* Problem requirements *
Repeat what the lines below say, word for word, and skip every image.

* Material supplied *
--------
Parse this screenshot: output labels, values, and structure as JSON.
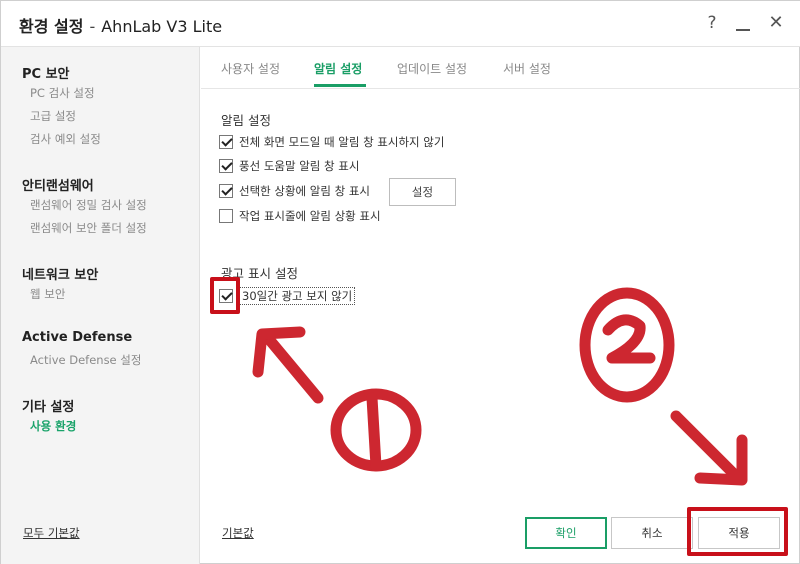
{
  "window": {
    "title_bold": "환경 설정",
    "title_sep": "-",
    "title_app": "AhnLab V3 Lite",
    "help": "?",
    "minimize": "",
    "close": "✕"
  },
  "sidebar": {
    "groups": [
      {
        "label": "PC 보안",
        "items": [
          "PC 검사 설정",
          "고급 설정",
          "검사 예외 설정"
        ]
      },
      {
        "label": "안티랜섬웨어",
        "items": [
          "랜섬웨어 정밀 검사 설정",
          "랜섬웨어 보안 폴더 설정"
        ]
      },
      {
        "label": "네트워크 보안",
        "items": [
          "웹 보안"
        ]
      },
      {
        "label": "Active Defense",
        "items": [
          "Active Defense 설정"
        ]
      },
      {
        "label": "기타 설정",
        "items": [
          "사용 환경"
        ]
      }
    ],
    "reset_all": "모두 기본값"
  },
  "tabs": [
    "사용자 설정",
    "알림 설정",
    "업데이트 설정",
    "서버 설정"
  ],
  "notification": {
    "title": "알림 설정",
    "options": [
      {
        "label": "전체 화면 모드일 때 알림 창 표시하지 않기",
        "checked": true
      },
      {
        "label": "풍선 도움말 알림 창 표시",
        "checked": true
      },
      {
        "label": "선택한 상황에 알림 창 표시",
        "checked": true
      },
      {
        "label": "작업 표시줄에 알림 상황 표시",
        "checked": false
      }
    ],
    "settings_button": "설정"
  },
  "ads": {
    "title": "광고 표시 설정",
    "option": {
      "label": "30일간 광고 보지 않기",
      "checked": true
    }
  },
  "footer": {
    "default": "기본값",
    "ok": "확인",
    "cancel": "취소",
    "apply": "적용"
  },
  "annotation": {
    "color": "#c8101a"
  }
}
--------
* Task response *
Parse this screenshot: output labels, values, and structure as JSON.
{
  "window": {
    "title_bold": "환경 설정",
    "title_sep": "-",
    "title_app": "AhnLab V3 Lite",
    "help": "?",
    "minimize": "",
    "close": "✕"
  },
  "sidebar": {
    "groups": [
      {
        "label": "PC 보안",
        "items": [
          "PC 검사 설정",
          "고급 설정",
          "검사 예외 설정"
        ]
      },
      {
        "label": "안티랜섬웨어",
        "items": [
          "랜섬웨어 정밀 검사 설정",
          "랜섬웨어 보안 폴더 설정"
        ]
      },
      {
        "label": "네트워크 보안",
        "items": [
          "웹 보안"
        ]
      },
      {
        "label": "Active Defense",
        "items": [
          "Active Defense 설정"
        ]
      },
      {
        "label": "기타 설정",
        "items": [
          "사용 환경"
        ]
      }
    ],
    "reset_all": "모두 기본값"
  },
  "tabs": [
    "사용자 설정",
    "알림 설정",
    "업데이트 설정",
    "서버 설정"
  ],
  "notification": {
    "title": "알림 설정",
    "options": [
      {
        "label": "전체 화면 모드일 때 알림 창 표시하지 않기",
        "checked": true
      },
      {
        "label": "풍선 도움말 알림 창 표시",
        "checked": true
      },
      {
        "label": "선택한 상황에 알림 창 표시",
        "checked": true
      },
      {
        "label": "작업 표시줄에 알림 상황 표시",
        "checked": false
      }
    ],
    "settings_button": "설정"
  },
  "ads": {
    "title": "광고 표시 설정",
    "option": {
      "label": "30일간 광고 보지 않기",
      "checked": true
    }
  },
  "footer": {
    "default": "기본값",
    "ok": "확인",
    "cancel": "취소",
    "apply": "적용"
  },
  "annotation": {
    "color": "#c8101a"
  }
}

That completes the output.